The second is about the strength of weak ties, which I’m sure many have been exposed through in Adam Grant’s “Give And Take,” which features a living master of this art, Adam Rifkin. The idea is pretty straight-forward: There is enormous value in the weak ties we have with acquaintances, people we sort of know but don’t really know or may never know. You’ve probably heard many stories (or experienced it first-hand) where someone meets their significant other, or finds a job, or a great apartment in NYC simply by intensely connecting with a “weak tie” in their network — the value did not arise from the people they know best.
In early-stage investing, it’s important to gather, sort, and process information that other people do not have (yet). While many groups try to figure out how to see every deal or opportunity that exists, I do not believe that’s possible. Rather, I believe investors can see more opportunities the more they work the very edges of their network (and their partners’ networks), and this is why professional investors are always in meetings, including when pitches where investors carry little to no intention of ever funding that particular company. (One classic investor trick is for him/her to ask someone about the companies or apps they like, a continuous hunt for actionable information on the edge of their networks.)
In a game where information isn’t evenly distributed and knowing pieces of information even hours before others can be critical, information theory applied to early-stage investing is, indeed, critical — and I have experienced this myself, first-hand.
For someone like me, I haven’t been around for too long. I don’t have deep networks. Most people build their networks through traditional jobs, collecting trusted people as they move from one to another. Today, people (like me, for instance) also have the opportunity to compress time and build new networks around online interest graphs (like Twitter), which in turn helps someone share their thoughts (as I blog) and have those thoughts distributed to others who may have valuable information to add to that canon (distribution, following, asymmetry). While these types of networks aren’t defined by depth of relationship (which carries its own value), they can be defined more consistent relevance and immediacy.

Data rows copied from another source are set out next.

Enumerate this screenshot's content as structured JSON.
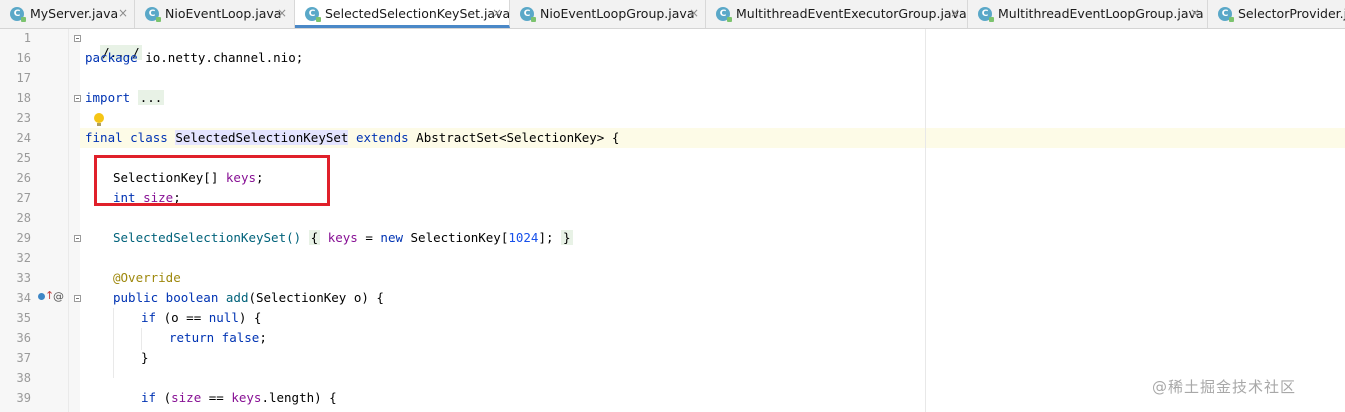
{
  "tabs": [
    {
      "label": "MyServer.java",
      "icon": "C",
      "active": false
    },
    {
      "label": "NioEventLoop.java",
      "icon": "C",
      "active": false
    },
    {
      "label": "SelectedSelectionKeySet.java",
      "icon": "C",
      "active": true
    },
    {
      "label": "NioEventLoopGroup.java",
      "icon": "C",
      "active": false
    },
    {
      "label": "MultithreadEventExecutorGroup.java",
      "icon": "C",
      "active": false
    },
    {
      "label": "MultithreadEventLoopGroup.java",
      "icon": "C",
      "active": false
    },
    {
      "label": "SelectorProvider.java",
      "icon": "C",
      "active": false
    }
  ],
  "tab_close_glyph": "×",
  "gutter": {
    "line_numbers": [
      "1",
      "16",
      "17",
      "18",
      "23",
      "24",
      "25",
      "26",
      "27",
      "28",
      "29",
      "32",
      "33",
      "34",
      "35",
      "36",
      "37",
      "38",
      "39"
    ]
  },
  "code": {
    "l1": "/.../",
    "l16_kw": "package",
    "l16_rest": " io.netty.channel.nio;",
    "l18_kw": "import",
    "l18_fold": "...",
    "l24_kw1": "final class",
    "l24_name": "SelectedSelectionKeySet",
    "l24_kw2": "extends",
    "l24_rest": " AbstractSet<SelectionKey> {",
    "l26_type": "SelectionKey[] ",
    "l26_field": "keys",
    "l26_end": ";",
    "l27_kw": "int",
    "l27_field": "size",
    "l27_end": ";",
    "l29_ctor": "SelectedSelectionKeySet() ",
    "l29_open": "{",
    "l29_field": "keys",
    "l29_eq": " = ",
    "l29_new": "new",
    "l29_type": " SelectionKey[",
    "l29_num": "1024",
    "l29_end": "]; ",
    "l29_close": "}",
    "l33_ann": "@Override",
    "l34_kw": "public boolean",
    "l34_method": "add",
    "l34_rest": "(SelectionKey o) {",
    "l35_kw": "if",
    "l35_rest": " (o == ",
    "l35_null": "null",
    "l35_end": ") {",
    "l36_kw": "return false",
    "l36_end": ";",
    "l37": "}",
    "l39_kw": "if",
    "l39_open": " (",
    "l39_f1": "size",
    "l39_mid": " == ",
    "l39_f2": "keys",
    "l39_rest": ".length) {"
  },
  "gutter_icons": {
    "override": "↑",
    "annotation": "@"
  },
  "watermark": "@稀土掘金技术社区",
  "colors": {
    "keyword": "#0033b3",
    "field": "#871094",
    "annotation": "#9e880d",
    "number": "#1750eb",
    "highlight_box": "#e0202a",
    "active_tab_underline": "#4a88c7"
  }
}
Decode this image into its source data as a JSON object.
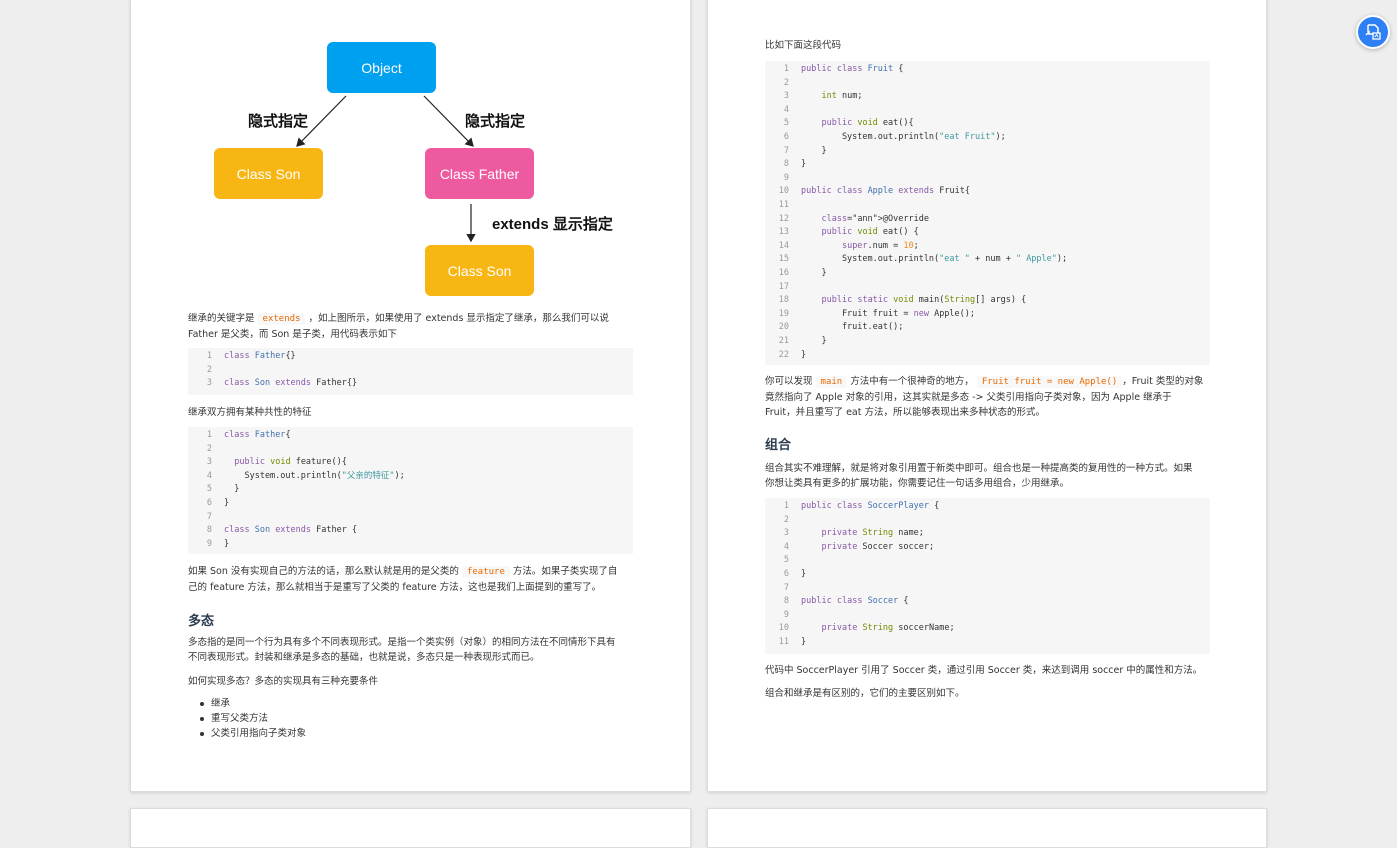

All this said, none of this works unless a person creates and maintains good relationships with others. This is where the strength of weak ties come into play. A person who is savvy at collecting information on the edge of their networks also has to make sure they are able to act on it in an actionable way, and quickly. Put another way, simply learning that a new team is forming or that a product is growing well only informs — it does not translate into access. What can translate into access, however, are the ties — even if weak — people can form with others. Those ties can be forged quickly by things like shared interests (especially through online networks like Twitter, Quora, Disqus, Facebook, and others), the precedence of a person’s reputation, and offering to help others (and following through on those overtures). In those moments, what is considered a weak tie can be — for even a few minutes — a very strong tie, one strong enough to help overcome the problem of sitting on inactionable but valuable information.
I have been thinking about the intersection of information theory, networks, and weak ties for some time, probably because I spend time thinking about investing and meet lots of new people. There is definitely a science to explain how all of this happens, but there is also art involved in making the theories come to life in the real world, and it is that art which interests me most — and which I’ll write about more as I continue to share the stories behind the investments I make.